> WORK ITEM
Work through the entries below line by line and give the number of lines with the string "Korean", nothing else.

*** STORED DATA ***

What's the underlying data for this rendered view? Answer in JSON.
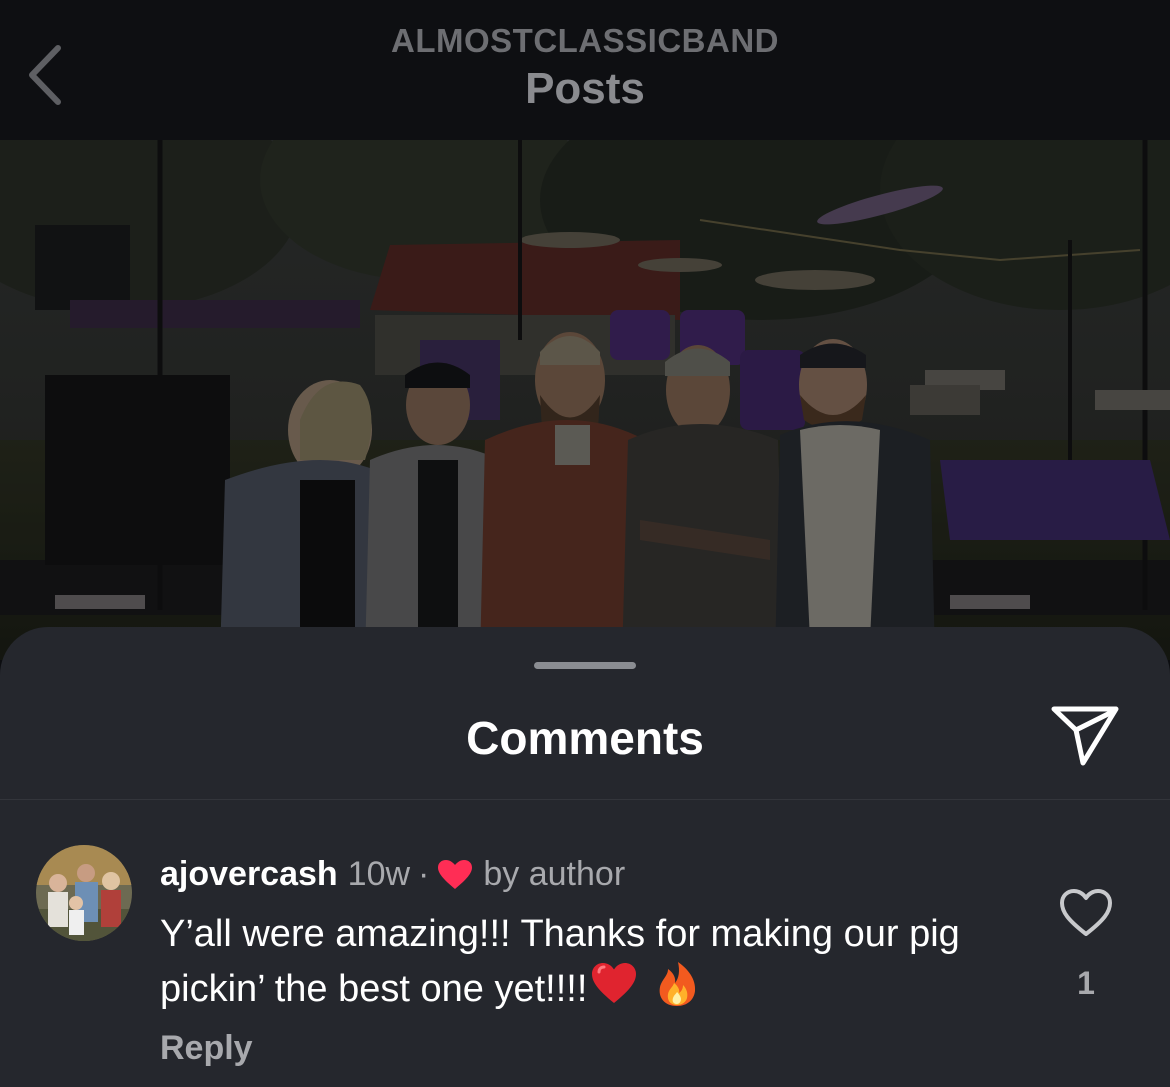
{
  "header": {
    "account": "ALMOSTCLASSICBAND",
    "title": "Posts"
  },
  "photo": {
    "icon": "band-photo"
  },
  "sheet": {
    "title": "Comments"
  },
  "comment": {
    "username": "ajovercash",
    "time": "10w",
    "separator": "·",
    "liked_by": "by author",
    "text": "Y’all were amazing!!! Thanks for making our pig pickin’ the best one yet!!!!",
    "emojis": [
      "red-heart-emoji",
      "fire-emoji"
    ],
    "reply_label": "Reply",
    "like_count": "1"
  },
  "colors": {
    "sheet_bg": "#25272d",
    "header_bg": "#0e0f12",
    "heart_red": "#ff2d55",
    "muted_text": "#a8a9ad"
  }
}
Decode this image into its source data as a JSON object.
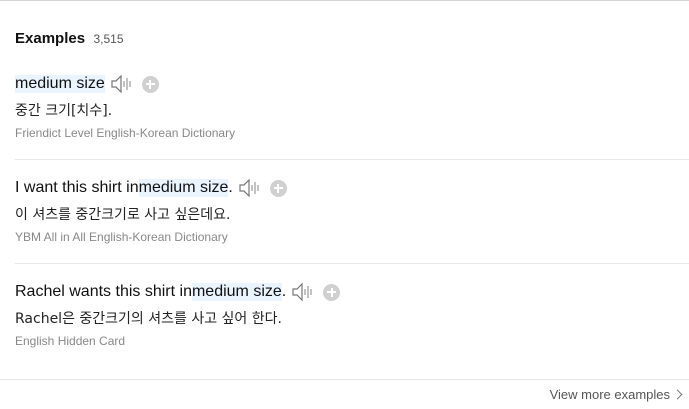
{
  "header": {
    "title": "Examples",
    "count": "3,515"
  },
  "examples": [
    {
      "en_pre": "",
      "en_highlight": "medium size",
      "en_post": "",
      "ko": "중간 크기[치수].",
      "source": "Friendict Level English-Korean Dictionary"
    },
    {
      "en_pre": "I want this shirt in ",
      "en_highlight": "medium size",
      "en_post": ".",
      "ko": "이 셔츠를 중간크기로 사고 싶은데요.",
      "source": "YBM All in All English-Korean Dictionary"
    },
    {
      "en_pre": "Rachel wants this shirt in ",
      "en_highlight": "medium size",
      "en_post": ".",
      "ko": "Rachel은 중간크기의 셔츠를 사고 싶어 한다.",
      "source": "English Hidden Card"
    }
  ],
  "footer": {
    "view_more": "View more examples"
  },
  "icons": {
    "speaker": "speaker-icon",
    "add": "add-icon",
    "chevron": "chevron-right-icon"
  }
}
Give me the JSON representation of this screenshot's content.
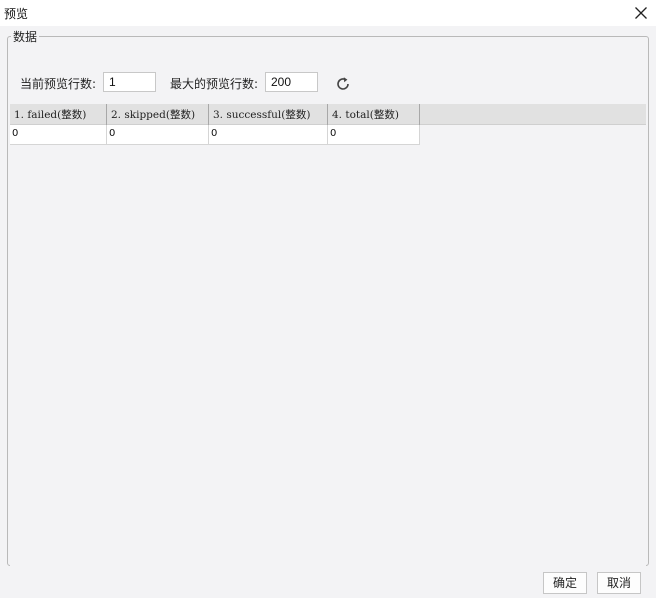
{
  "window": {
    "title": "预览",
    "close_icon": "close-icon"
  },
  "data_group": {
    "legend": "数据",
    "current_rows_label": "当前预览行数:",
    "current_rows_value": "1",
    "max_rows_label": "最大的预览行数:",
    "max_rows_value": "200",
    "refresh_icon": "refresh-icon"
  },
  "table": {
    "columns": [
      "1. failed(整数)",
      "2. skipped(整数)",
      "3. successful(整数)",
      "4. total(整数)"
    ],
    "rows": [
      [
        "0",
        "0",
        "0",
        "0"
      ]
    ]
  },
  "footer": {
    "ok_label": "确定",
    "cancel_label": "取消"
  }
}
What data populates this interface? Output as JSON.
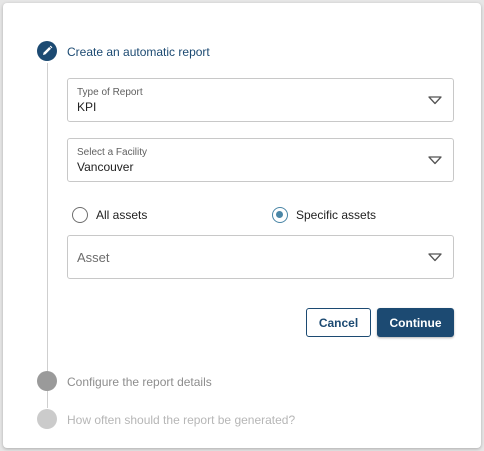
{
  "steps": [
    {
      "title": "Create an automatic report",
      "state": "active",
      "icon": "pencil-icon"
    },
    {
      "title": "Configure the report details",
      "state": "pending"
    },
    {
      "title": "How often should the report be generated?",
      "state": "pending"
    }
  ],
  "form": {
    "report_type": {
      "label": "Type of Report",
      "value": "KPI"
    },
    "facility": {
      "label": "Select a Facility",
      "value": "Vancouver"
    },
    "asset_scope": {
      "options": [
        "All assets",
        "Specific assets"
      ],
      "selected": "Specific assets"
    },
    "asset": {
      "placeholder": "Asset"
    }
  },
  "actions": {
    "cancel_label": "Cancel",
    "continue_label": "Continue"
  },
  "colors": {
    "primary": "#1c4a72",
    "radio_accent": "#4a86a6",
    "step_pending": "#9a9a9a",
    "step_future": "#cbcbcb"
  }
}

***

> SOLVED PROBLEM
2